▶ **PROMPT**
Print the data exactly. Omit the pictures.
◆ ◆ ◆ ◆
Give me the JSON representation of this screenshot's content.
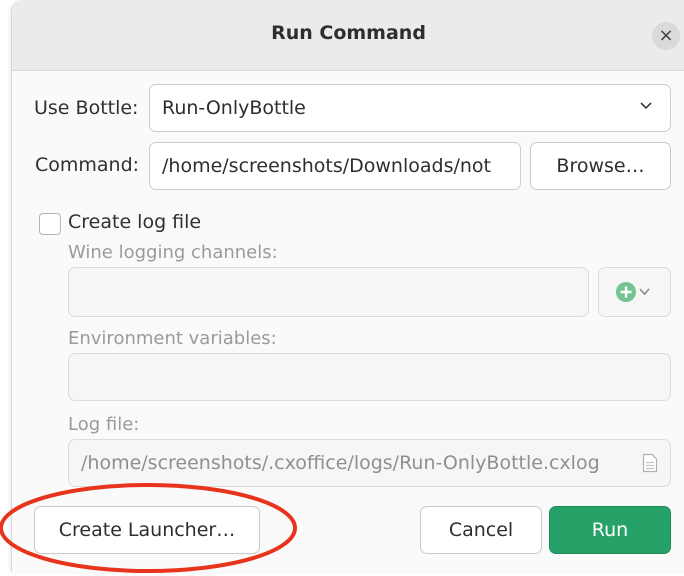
{
  "dialog": {
    "title": "Run Command"
  },
  "form": {
    "bottle_label": "Use Bottle:",
    "bottle_value": "Run-OnlyBottle",
    "command_label": "Command:",
    "command_value": "/home/screenshots/Downloads/not",
    "browse_label": "Browse…",
    "log_checkbox_label": "Create log file",
    "log_checkbox_checked": false,
    "wine_channels_label": "Wine logging channels:",
    "wine_channels_value": "",
    "env_vars_label": "Environment variables:",
    "env_vars_value": "",
    "log_file_label": "Log file:",
    "log_file_value": "/home/screenshots/.cxoffice/logs/Run-OnlyBottle.cxlog"
  },
  "buttons": {
    "create_launcher": "Create Launcher…",
    "cancel": "Cancel",
    "run": "Run"
  },
  "colors": {
    "run_button": "#26a269",
    "add_channel_icon": "#73c48f",
    "annotation": "#e8341c"
  },
  "icons": {
    "close": "close-icon",
    "dropdown": "chevron-down-icon",
    "add_channel": "plus-circle-icon",
    "log_file": "document-icon"
  }
}
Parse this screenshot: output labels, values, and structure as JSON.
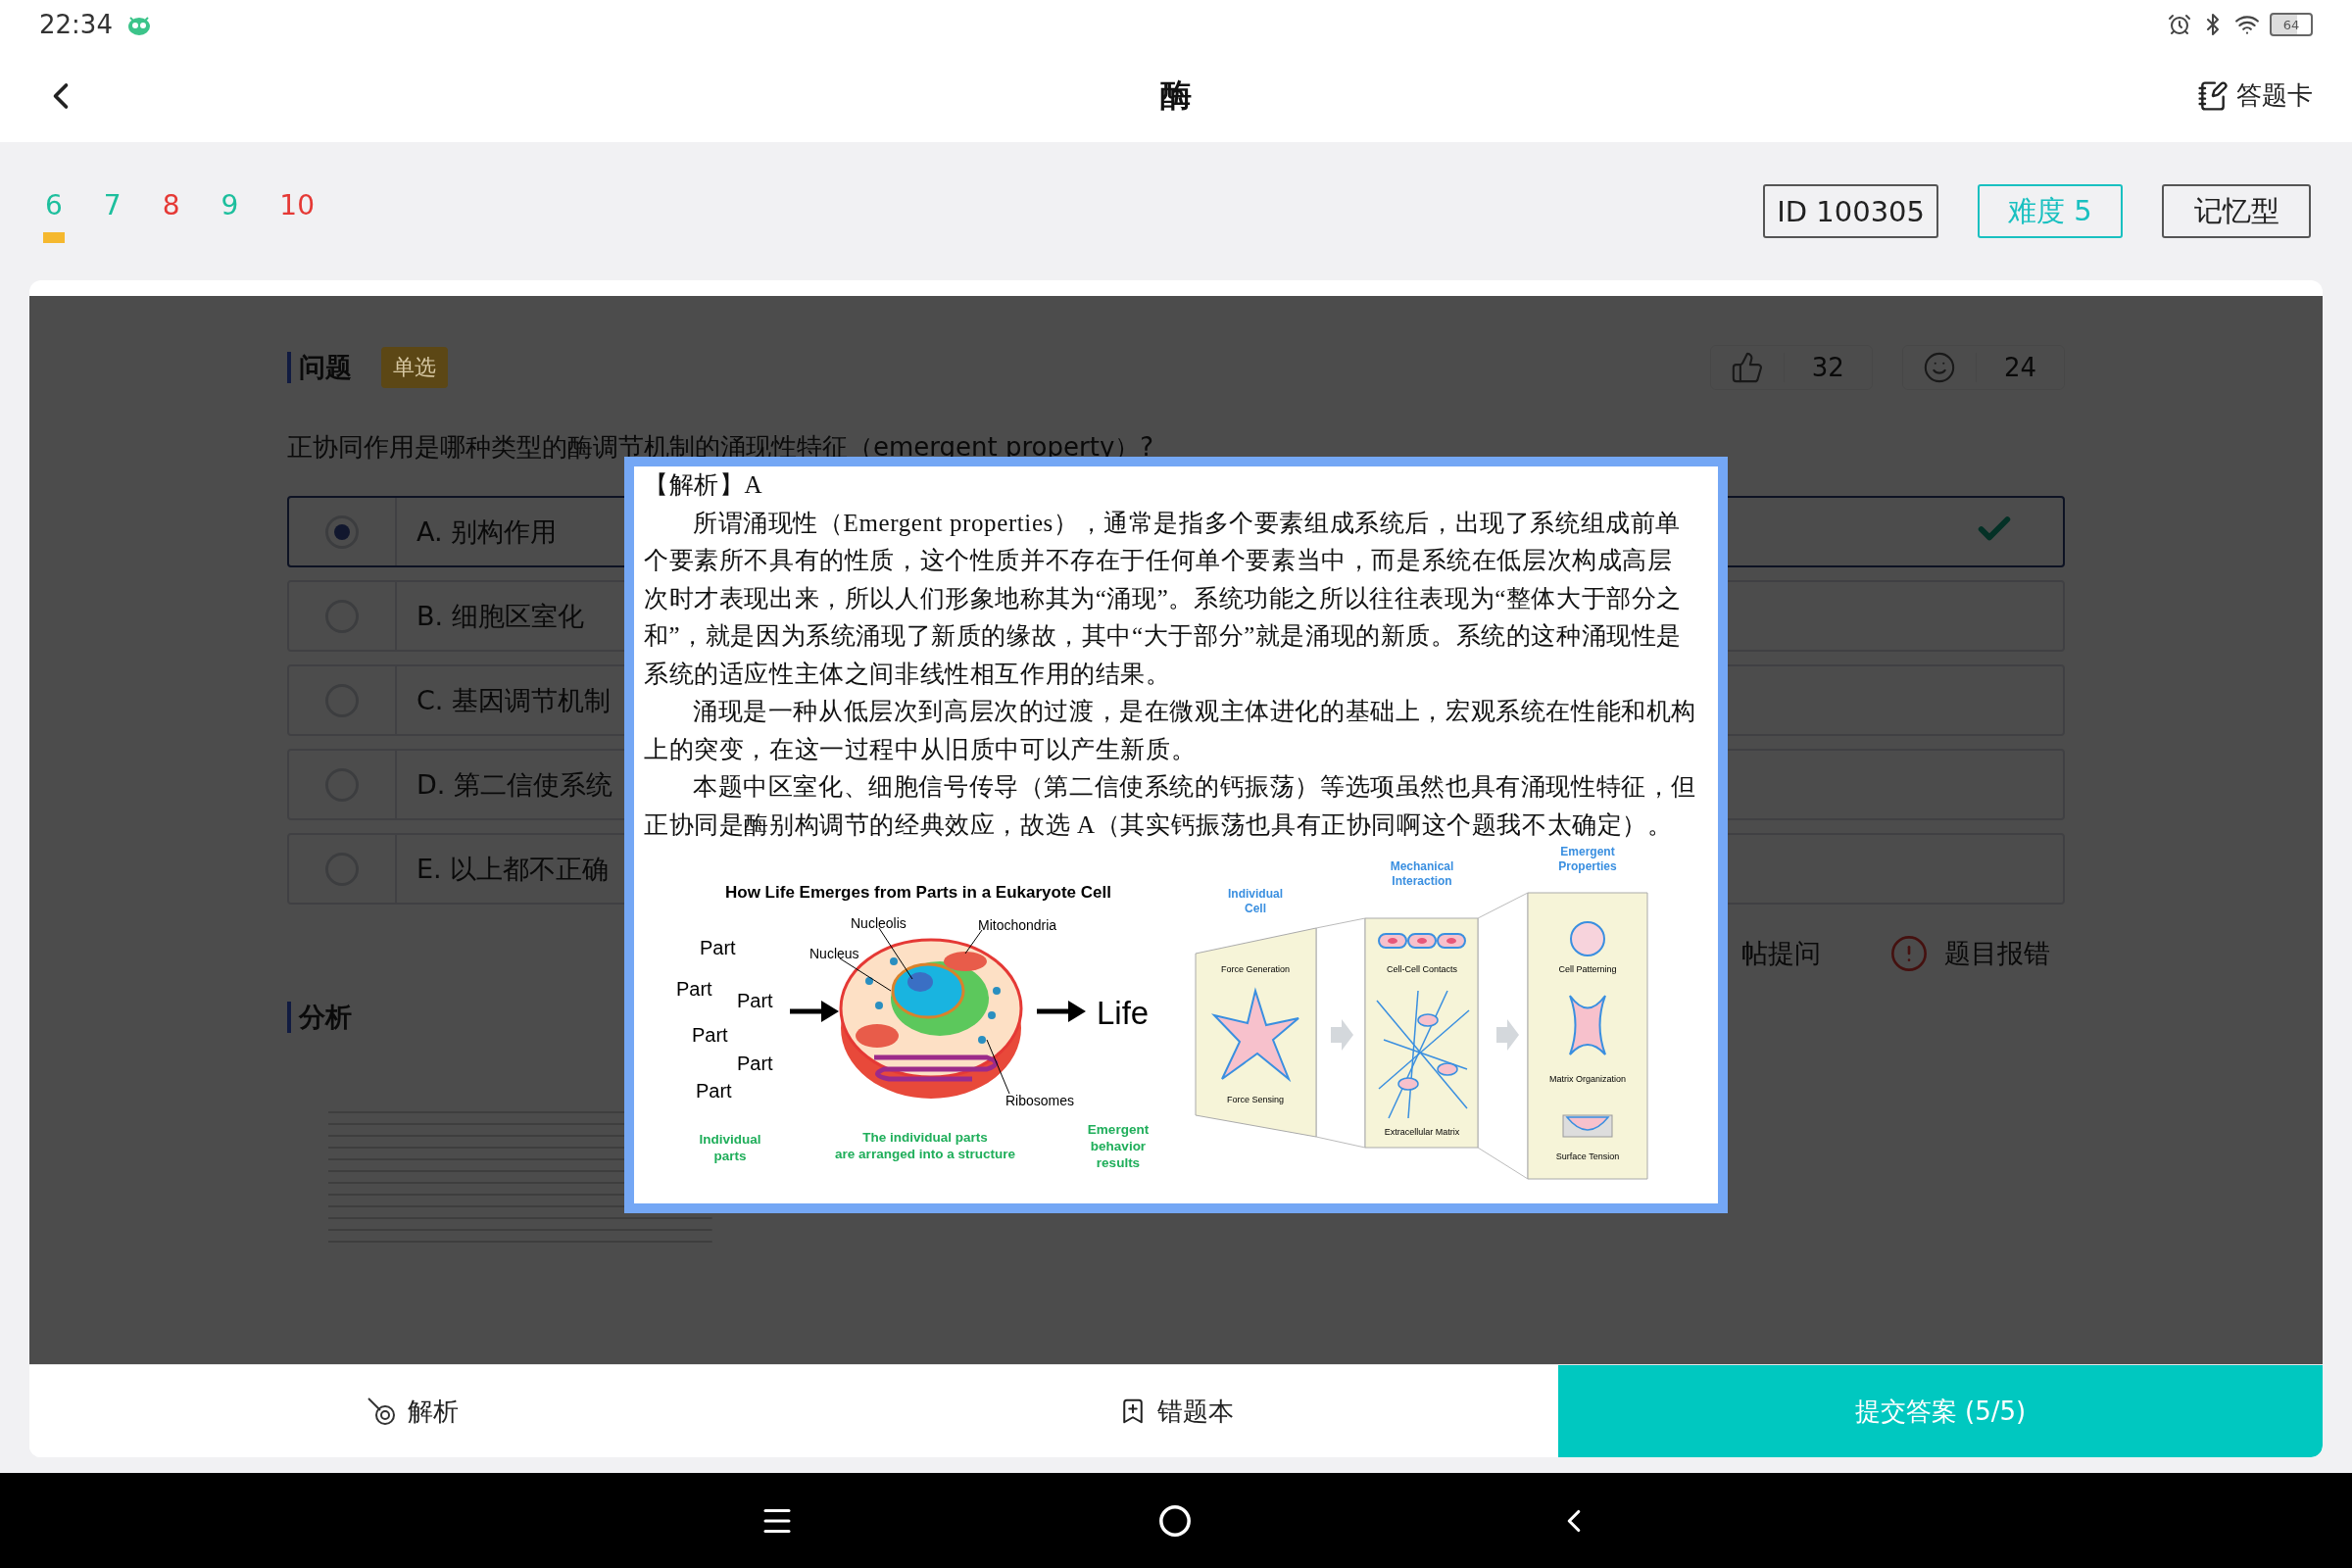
{
  "status_bar": {
    "time": "22:34",
    "battery": "64"
  },
  "header": {
    "title": "酶",
    "answer_sheet": "答题卡"
  },
  "question_nav": [
    {
      "label": "6",
      "selected": true,
      "color": "#1dbf9d"
    },
    {
      "label": "7",
      "selected": false,
      "color": "#1dbf9d"
    },
    {
      "label": "8",
      "selected": false,
      "color": "#e53935"
    },
    {
      "label": "9",
      "selected": false,
      "color": "#1dbf9d"
    },
    {
      "label": "10",
      "selected": false,
      "color": "#e53935"
    }
  ],
  "tags": {
    "id": "ID 100305",
    "difficulty": "难度 5",
    "type": "记忆型"
  },
  "question": {
    "heading": "问题",
    "tag": "单选",
    "likes": "32",
    "smiles": "24",
    "text": "正协同作用是哪种类型的酶调节机制的涌现性特征（emergent property）?",
    "options": [
      {
        "label": "A. 别构作用",
        "selected": true,
        "correct": true
      },
      {
        "label": "B. 细胞区室化",
        "selected": false,
        "correct": false
      },
      {
        "label": "C. 基因调节机制",
        "selected": false,
        "correct": false
      },
      {
        "label": "D. 第二信使系统",
        "selected": false,
        "correct": false
      },
      {
        "label": "E. 以上都不正确",
        "selected": false,
        "correct": false
      }
    ]
  },
  "actions": {
    "ask": "帖提问",
    "report": "题目报错"
  },
  "analysis": {
    "heading": "分析"
  },
  "bottom_bar": {
    "analysis": "解析",
    "wrong_book": "错题本",
    "submit": "提交答案 (5/5)"
  },
  "preview": {
    "heading": "【解析】A",
    "paragraphs": [
      "所谓涌现性（Emergent properties），通常是指多个要素组成系统后，出现了系统组成前单个要素所不具有的性质，这个性质并不存在于任何单个要素当中，而是系统在低层次构成高层次时才表现出来，所以人们形象地称其为“涌现”。系统功能之所以往往表现为“整体大于部分之和”，就是因为系统涌现了新质的缘故，其中“大于部分”就是涌现的新质。系统的这种涌现性是系统的适应性主体之间非线性相互作用的结果。",
      "涌现是一种从低层次到高层次的过渡，是在微观主体进化的基础上，宏观系统在性能和机构上的突变，在这一过程中从旧质中可以产生新质。",
      "本题中区室化、细胞信号传导（第二信使系统的钙振荡）等选项虽然也具有涌现性特征，但正协同是酶别构调节的经典效应，故选 A（其实钙振荡也具有正协同啊这个题我不太确定）。"
    ],
    "figure": {
      "title": "How Life Emerges from Parts in a Eukaryote Cell",
      "parts": [
        "Part",
        "Part",
        "Part",
        "Part",
        "Part",
        "Part"
      ],
      "organelles": [
        "Nucleolis",
        "Mitochondria",
        "Nucleus",
        "Ribosomes"
      ],
      "result": "Life",
      "captions": [
        [
          "Individual",
          "parts"
        ],
        [
          "The individual parts",
          "are arranged into a structure"
        ],
        [
          "Emergent",
          "behavior",
          "results"
        ]
      ],
      "panels": [
        {
          "heading": [
            "Individual",
            "Cell"
          ],
          "labels": [
            "Force Generation",
            "Force Sensing"
          ]
        },
        {
          "heading": [
            "Mechanical",
            "Interaction"
          ],
          "labels": [
            "Cell-Cell Contacts",
            "Extracellular Matrix"
          ]
        },
        {
          "heading": [
            "Emergent",
            "Properties"
          ],
          "labels": [
            "Cell Patterning",
            "Matrix Organization",
            "Surface Tension"
          ]
        }
      ]
    }
  }
}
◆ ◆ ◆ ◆
▶ **ANSWER AREA**
Give me the JSON representation of this screenshot's content.
{
  "dialog": {
    "title": "Run Command"
  },
  "form": {
    "bottle_label": "Use Bottle:",
    "bottle_value": "Run-OnlyBottle",
    "command_label": "Command:",
    "command_value": "/home/screenshots/Downloads/not",
    "browse_label": "Browse…",
    "log_checkbox_label": "Create log file",
    "log_checkbox_checked": false,
    "wine_channels_label": "Wine logging channels:",
    "wine_channels_value": "",
    "env_vars_label": "Environment variables:",
    "env_vars_value": "",
    "log_file_label": "Log file:",
    "log_file_value": "/home/screenshots/.cxoffice/logs/Run-OnlyBottle.cxlog"
  },
  "buttons": {
    "create_launcher": "Create Launcher…",
    "cancel": "Cancel",
    "run": "Run"
  },
  "colors": {
    "run_button": "#26a269",
    "add_channel_icon": "#73c48f",
    "annotation": "#e8341c"
  },
  "icons": {
    "close": "close-icon",
    "dropdown": "chevron-down-icon",
    "add_channel": "plus-circle-icon",
    "log_file": "document-icon"
  }
}
Parse this screenshot: output labels, values, and structure as JSON.
{
  "status_bar": {
    "time": "22:34",
    "battery": "64"
  },
  "header": {
    "title": "酶",
    "answer_sheet": "答题卡"
  },
  "question_nav": [
    {
      "label": "6",
      "selected": true,
      "color": "#1dbf9d"
    },
    {
      "label": "7",
      "selected": false,
      "color": "#1dbf9d"
    },
    {
      "label": "8",
      "selected": false,
      "color": "#e53935"
    },
    {
      "label": "9",
      "selected": false,
      "color": "#1dbf9d"
    },
    {
      "label": "10",
      "selected": false,
      "color": "#e53935"
    }
  ],
  "tags": {
    "id": "ID 100305",
    "difficulty": "难度 5",
    "type": "记忆型"
  },
  "question": {
    "heading": "问题",
    "tag": "单选",
    "likes": "32",
    "smiles": "24",
    "text": "正协同作用是哪种类型的酶调节机制的涌现性特征（emergent property）?",
    "options": [
      {
        "label": "A. 别构作用",
        "selected": true,
        "correct": true
      },
      {
        "label": "B. 细胞区室化",
        "selected": false,
        "correct": false
      },
      {
        "label": "C. 基因调节机制",
        "selected": false,
        "correct": false
      },
      {
        "label": "D. 第二信使系统",
        "selected": false,
        "correct": false
      },
      {
        "label": "E. 以上都不正确",
        "selected": false,
        "correct": false
      }
    ]
  },
  "actions": {
    "ask": "帖提问",
    "report": "题目报错"
  },
  "analysis": {
    "heading": "分析"
  },
  "bottom_bar": {
    "analysis": "解析",
    "wrong_book": "错题本",
    "submit": "提交答案 (5/5)"
  },
  "preview": {
    "heading": "【解析】A",
    "paragraphs": [
      "所谓涌现性（Emergent properties），通常是指多个要素组成系统后，出现了系统组成前单个要素所不具有的性质，这个性质并不存在于任何单个要素当中，而是系统在低层次构成高层次时才表现出来，所以人们形象地称其为“涌现”。系统功能之所以往往表现为“整体大于部分之和”，就是因为系统涌现了新质的缘故，其中“大于部分”就是涌现的新质。系统的这种涌现性是系统的适应性主体之间非线性相互作用的结果。",
      "涌现是一种从低层次到高层次的过渡，是在微观主体进化的基础上，宏观系统在性能和机构上的突变，在这一过程中从旧质中可以产生新质。",
      "本题中区室化、细胞信号传导（第二信使系统的钙振荡）等选项虽然也具有涌现性特征，但正协同是酶别构调节的经典效应，故选 A（其实钙振荡也具有正协同啊这个题我不太确定）。"
    ],
    "figure": {
      "title": "How Life Emerges from Parts in a Eukaryote Cell",
      "parts": [
        "Part",
        "Part",
        "Part",
        "Part",
        "Part",
        "Part"
      ],
      "organelles": [
        "Nucleolis",
        "Mitochondria",
        "Nucleus",
        "Ribosomes"
      ],
      "result": "Life",
      "captions": [
        [
          "Individual",
          "parts"
        ],
        [
          "The individual parts",
          "are arranged into a structure"
        ],
        [
          "Emergent",
          "behavior",
          "results"
        ]
      ],
      "panels": [
        {
          "heading": [
            "Individual",
            "Cell"
          ],
          "labels": [
            "Force Generation",
            "Force Sensing"
          ]
        },
        {
          "heading": [
            "Mechanical",
            "Interaction"
          ],
          "labels": [
            "Cell-Cell Contacts",
            "Extracellular Matrix"
          ]
        },
        {
          "heading": [
            "Emergent",
            "Properties"
          ],
          "labels": [
            "Cell Patterning",
            "Matrix Organization",
            "Surface Tension"
          ]
        }
      ]
    }
  }
}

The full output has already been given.